After a lazy day on Catalina, we woke up in Ensenada. Today was going to be a big, big day. But first, yet another breakfast in the dining room.
Now, if you have cruised before, you know that most people go to the buffet for breakfast. Sure, that's fine - get in, get out, grab your stuff, head ashore. For us, on the other hand, we like the food in the MDR (main dining room) much better. It is usually less crowded and a far less stressful start to the day.
You can't get a Masala Dosa with poached eggs in the buffet. Sorry.
Carnival has EXCELLENT Indian food, and has had it for years - a lot of their cooks on board the fleet are from the subcontinent, and thankfully, Carnival lets them cook their food for the guests. I have always appreciated that. I mean, the first night in the MDR I had the Indian vegetarian option and was met with questions from the other guests at our table. Seriously though, if you ever sail Carnival, you are missing out if you do not try their Indian cuisine.
Nathan had the Breakfast Board, because pastrami for breakfast.
Off the boat, through security, through the souvenir shops, and down the road out of the port and into downtown Ensenada. Here's a shot I got of the Inspiration at the port. This image has been my phone background for a few months now.
Walking down the road towards downtown. This canal here used to be FILLED with tires and junk. It was nice to see that it has been cleaned up significantly since I was last down here in 2003 or so. In fact, most of Ensenada has improved in the last 15 years. It was nice to see, honestly.
Most people, when the go to Ensenada, tend to take a tour to La Bufadora, a large, natural blowhole south of the city. Nathan and I, however, are not most people.
We were headed to the world famous La Guerrerense cevicheria, about a half mile from the entrance to the port. Anthony Bourdain (RIP) brought this place to the attention of Americans a few years ago, and I told myself that if I ever got back to Ensenada, I would eat there.
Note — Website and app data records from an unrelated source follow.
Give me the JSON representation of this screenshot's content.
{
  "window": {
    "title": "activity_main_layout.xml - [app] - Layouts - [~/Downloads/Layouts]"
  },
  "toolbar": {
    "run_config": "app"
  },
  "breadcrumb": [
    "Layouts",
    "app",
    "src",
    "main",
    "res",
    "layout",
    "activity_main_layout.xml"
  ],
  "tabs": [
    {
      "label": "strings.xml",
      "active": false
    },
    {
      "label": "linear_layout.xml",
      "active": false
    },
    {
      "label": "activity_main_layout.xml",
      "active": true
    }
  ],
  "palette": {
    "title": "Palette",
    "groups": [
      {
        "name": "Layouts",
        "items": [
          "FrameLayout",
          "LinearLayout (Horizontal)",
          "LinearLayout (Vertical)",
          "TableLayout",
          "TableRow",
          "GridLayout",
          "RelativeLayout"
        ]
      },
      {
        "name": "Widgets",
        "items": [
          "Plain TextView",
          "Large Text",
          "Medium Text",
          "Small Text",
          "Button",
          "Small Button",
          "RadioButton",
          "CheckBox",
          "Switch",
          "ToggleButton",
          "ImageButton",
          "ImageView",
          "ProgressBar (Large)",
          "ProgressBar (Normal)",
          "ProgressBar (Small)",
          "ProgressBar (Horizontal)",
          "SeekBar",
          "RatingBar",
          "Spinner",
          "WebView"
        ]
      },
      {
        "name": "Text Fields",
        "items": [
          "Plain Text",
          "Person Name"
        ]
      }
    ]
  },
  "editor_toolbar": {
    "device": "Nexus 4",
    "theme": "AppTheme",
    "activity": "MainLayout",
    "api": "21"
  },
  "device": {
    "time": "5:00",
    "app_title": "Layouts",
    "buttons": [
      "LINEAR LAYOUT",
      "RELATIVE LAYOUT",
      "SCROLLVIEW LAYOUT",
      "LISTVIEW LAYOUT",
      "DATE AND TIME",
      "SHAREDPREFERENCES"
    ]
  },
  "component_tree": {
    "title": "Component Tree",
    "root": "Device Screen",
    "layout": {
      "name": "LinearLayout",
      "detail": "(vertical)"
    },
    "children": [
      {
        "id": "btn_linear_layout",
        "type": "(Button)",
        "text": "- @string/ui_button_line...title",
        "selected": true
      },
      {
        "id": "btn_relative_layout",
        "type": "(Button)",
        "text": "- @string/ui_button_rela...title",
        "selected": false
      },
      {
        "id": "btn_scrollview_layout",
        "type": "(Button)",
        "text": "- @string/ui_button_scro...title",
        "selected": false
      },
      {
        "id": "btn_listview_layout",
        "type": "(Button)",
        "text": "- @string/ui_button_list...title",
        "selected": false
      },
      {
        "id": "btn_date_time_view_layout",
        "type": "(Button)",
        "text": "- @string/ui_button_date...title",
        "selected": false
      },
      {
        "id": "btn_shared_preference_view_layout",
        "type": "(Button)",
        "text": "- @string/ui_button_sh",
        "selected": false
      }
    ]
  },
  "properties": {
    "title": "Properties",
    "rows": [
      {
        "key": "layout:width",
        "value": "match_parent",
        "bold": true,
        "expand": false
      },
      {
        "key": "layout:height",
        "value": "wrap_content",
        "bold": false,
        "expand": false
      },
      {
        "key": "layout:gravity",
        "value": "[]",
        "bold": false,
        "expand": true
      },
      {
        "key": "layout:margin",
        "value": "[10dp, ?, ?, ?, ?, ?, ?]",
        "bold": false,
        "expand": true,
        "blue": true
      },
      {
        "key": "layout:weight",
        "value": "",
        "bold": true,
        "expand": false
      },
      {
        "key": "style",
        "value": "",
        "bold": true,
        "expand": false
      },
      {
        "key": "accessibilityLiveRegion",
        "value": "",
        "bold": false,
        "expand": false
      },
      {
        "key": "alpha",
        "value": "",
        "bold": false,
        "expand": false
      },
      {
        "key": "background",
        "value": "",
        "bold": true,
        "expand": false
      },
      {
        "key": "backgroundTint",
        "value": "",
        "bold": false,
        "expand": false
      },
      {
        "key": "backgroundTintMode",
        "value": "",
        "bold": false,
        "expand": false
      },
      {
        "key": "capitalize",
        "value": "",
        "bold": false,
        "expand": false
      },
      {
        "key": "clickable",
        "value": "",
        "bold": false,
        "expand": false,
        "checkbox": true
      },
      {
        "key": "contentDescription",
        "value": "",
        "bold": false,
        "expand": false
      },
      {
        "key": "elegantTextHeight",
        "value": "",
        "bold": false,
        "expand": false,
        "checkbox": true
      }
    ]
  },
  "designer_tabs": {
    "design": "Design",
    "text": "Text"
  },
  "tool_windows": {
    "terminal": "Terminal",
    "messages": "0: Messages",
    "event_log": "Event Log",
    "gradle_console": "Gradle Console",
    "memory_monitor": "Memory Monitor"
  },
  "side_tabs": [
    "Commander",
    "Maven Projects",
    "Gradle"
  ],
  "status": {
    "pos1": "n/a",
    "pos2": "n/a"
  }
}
The owner Sabina, aka La Guerrerense (Spanish for The Lady of Guerrero), heads down to the fish market every day to get the best stuff for her cart and her restaurant, Sabina Restaurante across the street. Both serve outstandingly fresh ceviches with her 15 or so home grown salsas. But the restaurant also sells fresh made fish and shrimp tacos (specialties of Baja), agua frescas, and ice cold Mexican beer. We ate at Sabina.
Each tostada was piled high with a good half pound of fresh seafood. Clockwise from the top: shrimp, Guerrerense tostada, ensalada de jaiba con callo de hacha (crab salad with shrimp and scallops), and smoked marlin pate and scallop.
Let me tell you...the quality was extraordinary. So incredibly fresh and clean tasting - totally unlike any ceviche I have had stateside.
Just under $5 a piece. These would cost nearly three times that back in the States.
Cooked shrimp taco. About $1.50. We had a fish one as well, but Nathan hoovered it as soon as he could. He also put a mango habanero salsa on it which was utterly delicious...and nuclear. The abuelita working at the restaurant laughed at him, and rightfully so. My cucumber and jalapeno agua fresca hit the spot, and quelled the burn...a bit.
I am dead serious here - if you ever get down to Ensenada for whatever reason, GO. And they take credit card!!!
After lunch, we walked around downtown for a bit and tried to find a pharmacy that sold insulin so that Nathan could buy an extra bottle. Sure enough, Roma (right outside the port) carried a few bottles. Although the pharmacist did not speak English, I was able to get by with my meager Spanish to ask her if she had any, verified the brand and name, and how much it was - $40 per vial. No prescription needed. Stateside...nearly $150 per vial. Can we please fix the health care system? Please?
This dude was waiting for us that afternoon when we got back to the ship.
We took a nap (our favorite cruise activity), then headed to dinner. Afterwards, we went to see the late night comedy shows, both the PG-13 and the adult. Carnival's comedians are very, very good, and their entertainment is one of the hallmarks of this line.
Grab a seat, order a cocktail, and enjoy the evening.